The biggest issue for the Packers is playoff experience, or a lack thereof. There are only four players left from the 2010 Super Bowl team and seven from the 2014 team that lost to the Seahawks in the NFC championship game in Seattle. Matt LaFleur is also preparing for his first playoff test as a head coach.

“I think it just goes back to doing what you always do,” the 40-year-old LaFleur said. “It's just like every other week. I think for guys that maybe haven't experienced the playoffs, there's definitely a heightened intensity around it. But as far as your process, as far as how you go about your daily business, I think it's got to be the same as it is any other week.”

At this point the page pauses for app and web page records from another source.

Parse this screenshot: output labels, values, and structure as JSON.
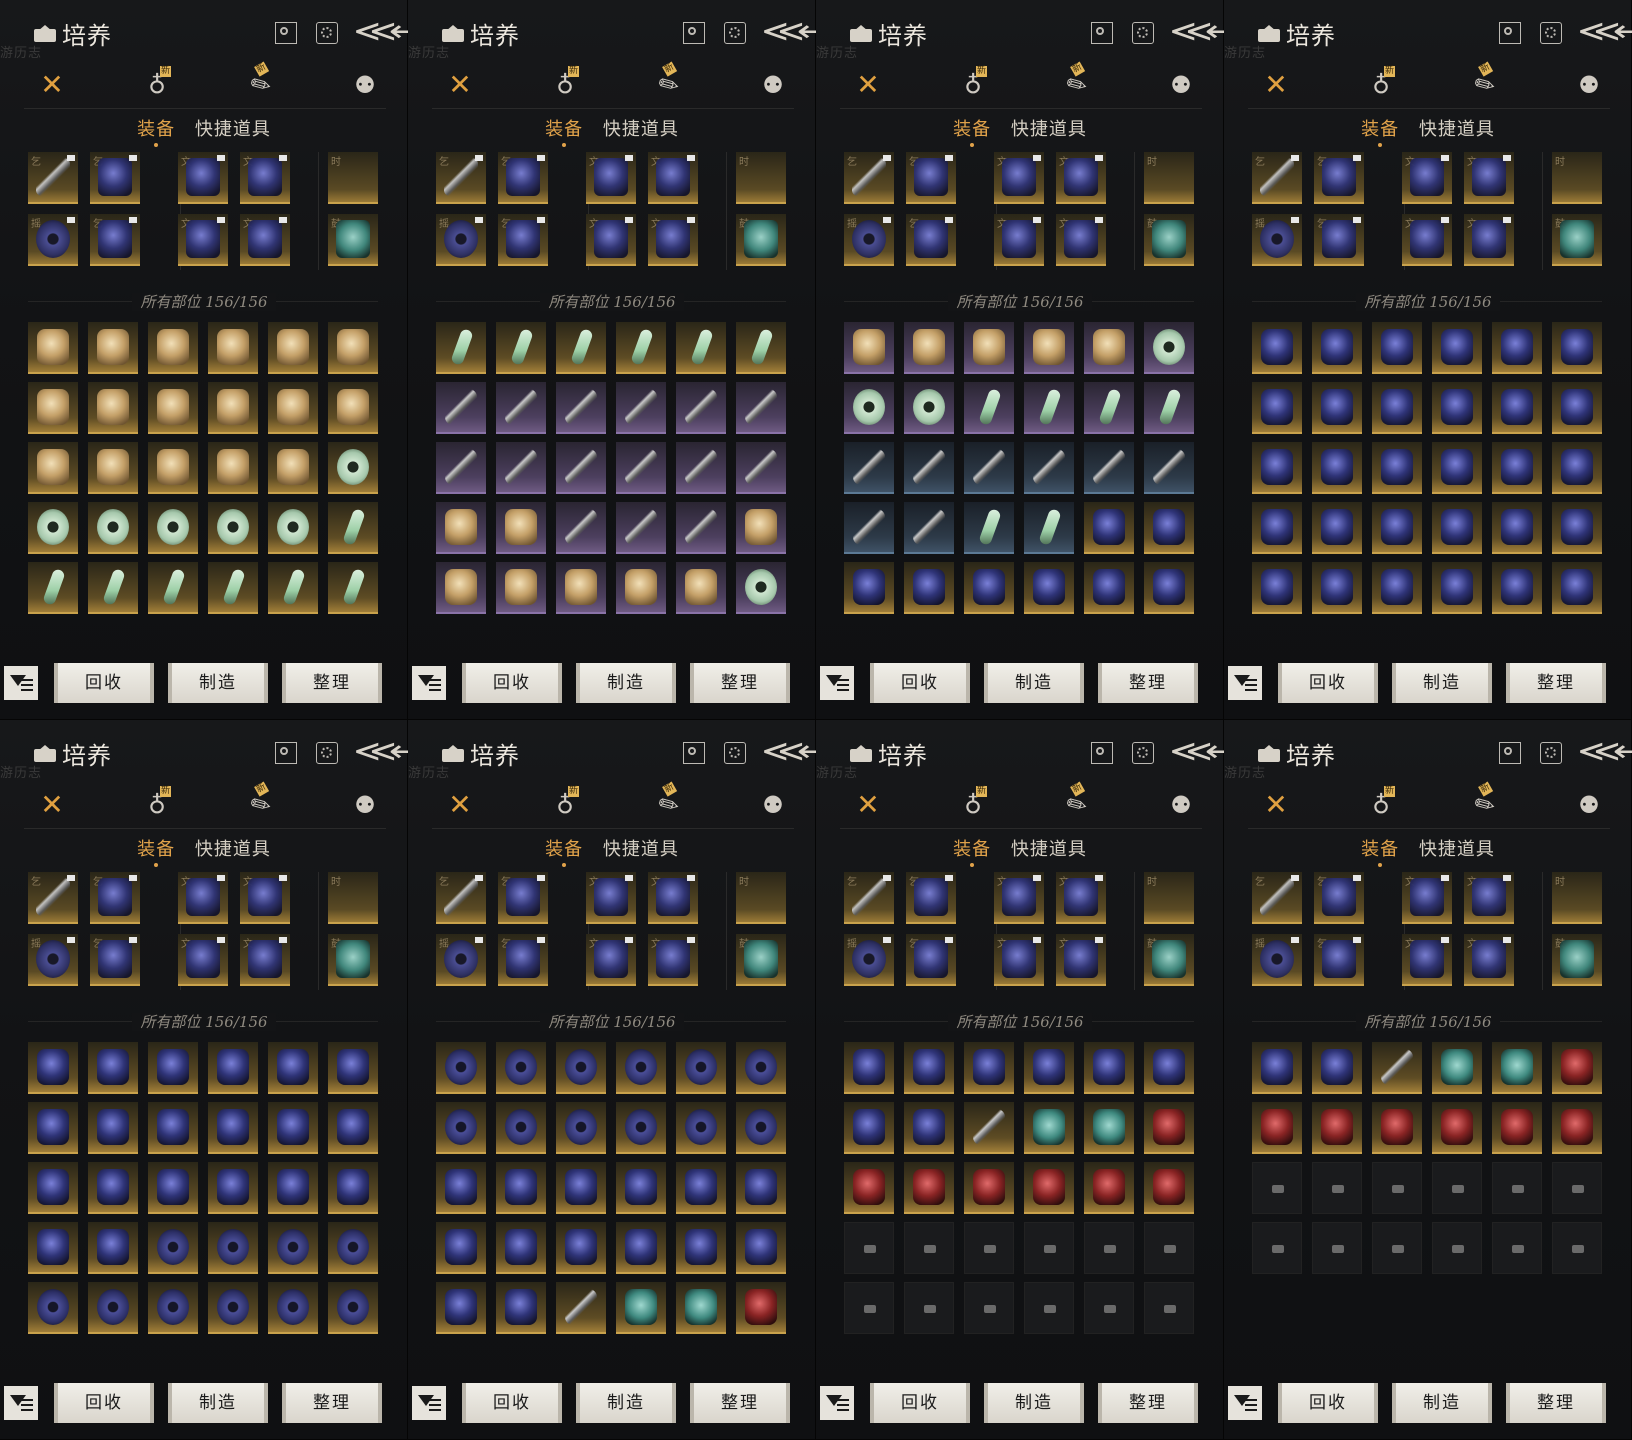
{
  "panels_count": 8,
  "header": {
    "title": "培养",
    "watermark": "游历志",
    "back_glyph": "≪←",
    "icons": [
      "bag-icon",
      "search-icon",
      "gear-icon",
      "back-arrow-icon"
    ]
  },
  "category_tabs": [
    {
      "icon": "crossed-swords-icon",
      "glyph": "✕",
      "active": true,
      "new_badge": ""
    },
    {
      "icon": "pouch-icon",
      "glyph": "♁",
      "active": false,
      "new_badge": "新"
    },
    {
      "icon": "scroll-icon",
      "glyph": "✎",
      "active": false,
      "new_badge": "新"
    },
    {
      "icon": "token-icon",
      "glyph": "⚉",
      "active": false,
      "new_badge": ""
    }
  ],
  "sub_tabs": {
    "equipment": "装备",
    "quick_items": "快捷道具"
  },
  "parts_label": "所有部位 156/156",
  "actions": {
    "recycle": "回收",
    "craft": "制造",
    "sort": "整理"
  },
  "colors": {
    "accent": "#e0a24a",
    "gold_slot": "#c9a24c",
    "purple_slot": "#8a73a8",
    "blue_slot": "#5c7a95",
    "button_bg": "#e6e3dc",
    "panel_bg": "#121315"
  },
  "equipped_glyphs": [
    "乞",
    "乞",
    "文",
    "文",
    "时",
    "摇",
    "乞",
    "文",
    "文",
    "鼓"
  ],
  "inventory_pages": [
    {
      "rows": [
        [
          "gold:bronze",
          "gold:bronze",
          "gold:bronze",
          "gold:bronze",
          "gold:bronze",
          "gold:bronze"
        ],
        [
          "gold:bronze",
          "gold:bronze",
          "gold:bronze",
          "gold:bronze",
          "gold:bronze",
          "gold:bronze"
        ],
        [
          "gold:bronze",
          "gold:bronze",
          "gold:bronze",
          "gold:bronze",
          "gold:bronze",
          "gold:jade"
        ],
        [
          "gold:jade",
          "gold:jade",
          "gold:jade",
          "gold:jade",
          "gold:jade",
          "gold:jadeshard"
        ],
        [
          "gold:jadeshard",
          "gold:jadeshard",
          "gold:jadeshard",
          "gold:jadeshard",
          "gold:jadeshard",
          "gold:jadeshard"
        ]
      ]
    },
    {
      "rows": [
        [
          "gold:jadeshard",
          "gold:jadeshard",
          "gold:jadeshard",
          "gold:jadeshard",
          "gold:jadeshard",
          "gold:jadeshard"
        ],
        [
          "purple:blade",
          "purple:blade",
          "purple:blade",
          "purple:blade",
          "purple:blade",
          "purple:blade"
        ],
        [
          "purple:blade",
          "purple:blade",
          "purple:blade",
          "purple:blade",
          "purple:blade",
          "purple:blade"
        ],
        [
          "purple:bronze",
          "purple:bronze",
          "purple:blade",
          "purple:blade",
          "purple:blade",
          "purple:bronze"
        ],
        [
          "purple:bronze",
          "purple:bronze",
          "purple:bronze",
          "purple:bronze",
          "purple:bronze",
          "purple:jade"
        ]
      ]
    },
    {
      "rows": [
        [
          "purple:bronze",
          "purple:bronze",
          "purple:bronze",
          "purple:bronze",
          "purple:bronze",
          "purple:jade"
        ],
        [
          "purple:jade",
          "purple:jade",
          "purple:jadeshard",
          "purple:jadeshard",
          "purple:jadeshard",
          "purple:jadeshard"
        ],
        [
          "blue:blade",
          "blue:blade",
          "blue:blade",
          "blue:blade",
          "blue:blade",
          "blue:blade"
        ],
        [
          "blue:blade",
          "blue:blade",
          "blue:jadeshard",
          "blue:jadeshard",
          "gold:navy",
          "gold:navy"
        ],
        [
          "gold:navy",
          "gold:navy",
          "gold:navy",
          "gold:navy",
          "gold:navy",
          "gold:navy"
        ]
      ]
    },
    {
      "rows": [
        [
          "gold:navy",
          "gold:navy",
          "gold:navy",
          "gold:navy",
          "gold:navy",
          "gold:navy"
        ],
        [
          "gold:navy",
          "gold:navy",
          "gold:navy",
          "gold:navy",
          "gold:navy",
          "gold:navy"
        ],
        [
          "gold:navy",
          "gold:navy",
          "gold:navy",
          "gold:navy",
          "gold:navy",
          "gold:navy"
        ],
        [
          "gold:navy",
          "gold:navy",
          "gold:navy",
          "gold:navy",
          "gold:navy",
          "gold:navy"
        ],
        [
          "gold:navy",
          "gold:navy",
          "gold:navy",
          "gold:navy",
          "gold:navy",
          "gold:navy"
        ]
      ]
    },
    {
      "rows": [
        [
          "gold:navy",
          "gold:navy",
          "gold:navy",
          "gold:navy",
          "gold:navy",
          "gold:navy"
        ],
        [
          "gold:navy",
          "gold:navy",
          "gold:navy",
          "gold:navy",
          "gold:navy",
          "gold:navy"
        ],
        [
          "gold:navy",
          "gold:navy",
          "gold:navy",
          "gold:navy",
          "gold:navy",
          "gold:navy"
        ],
        [
          "gold:navy",
          "gold:navy",
          "gold:navyring",
          "gold:navyring",
          "gold:navyring",
          "gold:navyring"
        ],
        [
          "gold:navyring",
          "gold:navyring",
          "gold:navyring",
          "gold:navyring",
          "gold:navyring",
          "gold:navyring"
        ]
      ]
    },
    {
      "rows": [
        [
          "gold:navyring",
          "gold:navyring",
          "gold:navyring",
          "gold:navyring",
          "gold:navyring",
          "gold:navyring"
        ],
        [
          "gold:navyring",
          "gold:navyring",
          "gold:navyring",
          "gold:navyring",
          "gold:navyring",
          "gold:navyring"
        ],
        [
          "gold:navy",
          "gold:navy",
          "gold:navy",
          "gold:navy",
          "gold:navy",
          "gold:navy"
        ],
        [
          "gold:navy",
          "gold:navy",
          "gold:navy",
          "gold:navy",
          "gold:navy",
          "gold:navy"
        ],
        [
          "gold:navy",
          "gold:navy",
          "gold:blade",
          "gold:teal",
          "gold:teal",
          "gold:crimson"
        ]
      ]
    },
    {
      "rows": [
        [
          "gold:navy",
          "gold:navy",
          "gold:navy",
          "gold:navy",
          "gold:navy",
          "gold:navy"
        ],
        [
          "gold:navy",
          "gold:navy",
          "gold:blade",
          "gold:teal",
          "gold:teal",
          "gold:crimson"
        ],
        [
          "gold:crimson",
          "gold:crimson",
          "gold:crimson",
          "gold:crimson",
          "gold:crimson",
          "gold:crimson"
        ],
        [
          "empty",
          "empty",
          "empty",
          "empty",
          "empty",
          "empty"
        ],
        [
          "empty",
          "empty",
          "empty",
          "empty",
          "empty",
          "empty"
        ]
      ]
    },
    {
      "rows": [
        [
          "gold:navy",
          "gold:navy",
          "gold:blade",
          "gold:teal",
          "gold:teal",
          "gold:crimson"
        ],
        [
          "gold:crimson",
          "gold:crimson",
          "gold:crimson",
          "gold:crimson",
          "gold:crimson",
          "gold:crimson"
        ],
        [
          "empty",
          "empty",
          "empty",
          "empty",
          "empty",
          "empty"
        ],
        [
          "empty",
          "empty",
          "empty",
          "empty",
          "empty",
          "empty"
        ]
      ]
    }
  ]
}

No one has more experience on Seattle’s roster playing against Rodgers than safety Quandre Diggs. Until the middle of this season, Diggs faced Rodgers twice a year as part of the Detroit secondary. Even though it’s a changed offense from what he played against in the past, Diggs is still being leaned on by teammates for little tips on how to try and slow down Rodgers.

“He is a really smart guy and any knowledge that he has is always good to gain,” Seahawks linebacker Bobby Wagner said.

The addition of Diggs has been a huge boost for Seattle’s defense. The Seahawks are 5-1 in the six games Diggs has played since coming over in a midseason trade from the Lions. While the defensive numbers aren’t markedly different, Seattle has played better with Diggs on the field.


LaFleur said Monday that a “little bit of a sickness” had crept into the building. But he said on Wednesday that “most of the guys are pretty healthy right now.”

Packers wide receiver Davante Adams had a simple prescription for the problem.

“Wash your hands, wash your butt, man. That's it,” said the two-time Pro Bowler.


DK Metcalf had quite the debut to the NFL playoffs. Metcalf set an NFL rookie playoff record with 160 yards receiving last week against the Eagles. Metcalf had a season-high seven catches and pulled in a 53-yard touchdown in the second half that gave Seattle an 11-point lead. He also had a 36-yard catch on Seattle’s final possession to seal the victory.

“(Metcalf is) just a big, physical, fast, young receiver who I think is going to be a really, really good one,” LaFleur said of the 6-foot-4, 229-pound second-round pick from Ole Miss.

Metcalf had a strong second half of his rookie season, but the stage of the postseason put him in the spotlight after his performance against the Eagles. He’s caught at least six passes in six of the past nine games. He’s received praise all season from coach Pete Carroll and quarterback Russell Wilson for his progression.

“Just seeing that they trust in me, two of the highest people on the team trust in me to get things done,” Metcalf said. “I just got to take that and continue working and show them why they trust me so much.”


The Seahawks are 8-1 on the road this season, including a 17-9 win in Philadelphia in the wild-card round, but have lost eight straight at Lambeau Field and are 1-9 all time in the Packers' stadium. Wilson is 0-3 as a starter at Lambeau with a passer rating of 60.42. Wilson has completed just 55 of 96 his passes (57.3%) for 604 yards with six interceptions and just three touchdowns.

“I hope there’s some carryover,” Packers outside linebacker Kyler Fackrell said of Wilson. “We’ve had a lot of success against him here and hopefully we can do it again. Hopefully the weather will be to our advantage and I think we have a good game plan for him.”

The forecast calls for a kickoff temperature in the low 20s, but a potential winter storm is shaping up to arrive in the region Saturday night, bringing gusty winds and up to 10 inches of snow. Packers officials released a notice on Thursday seeking as many as 700 people to help shovel to clear out the expected snowfall at Lambeau.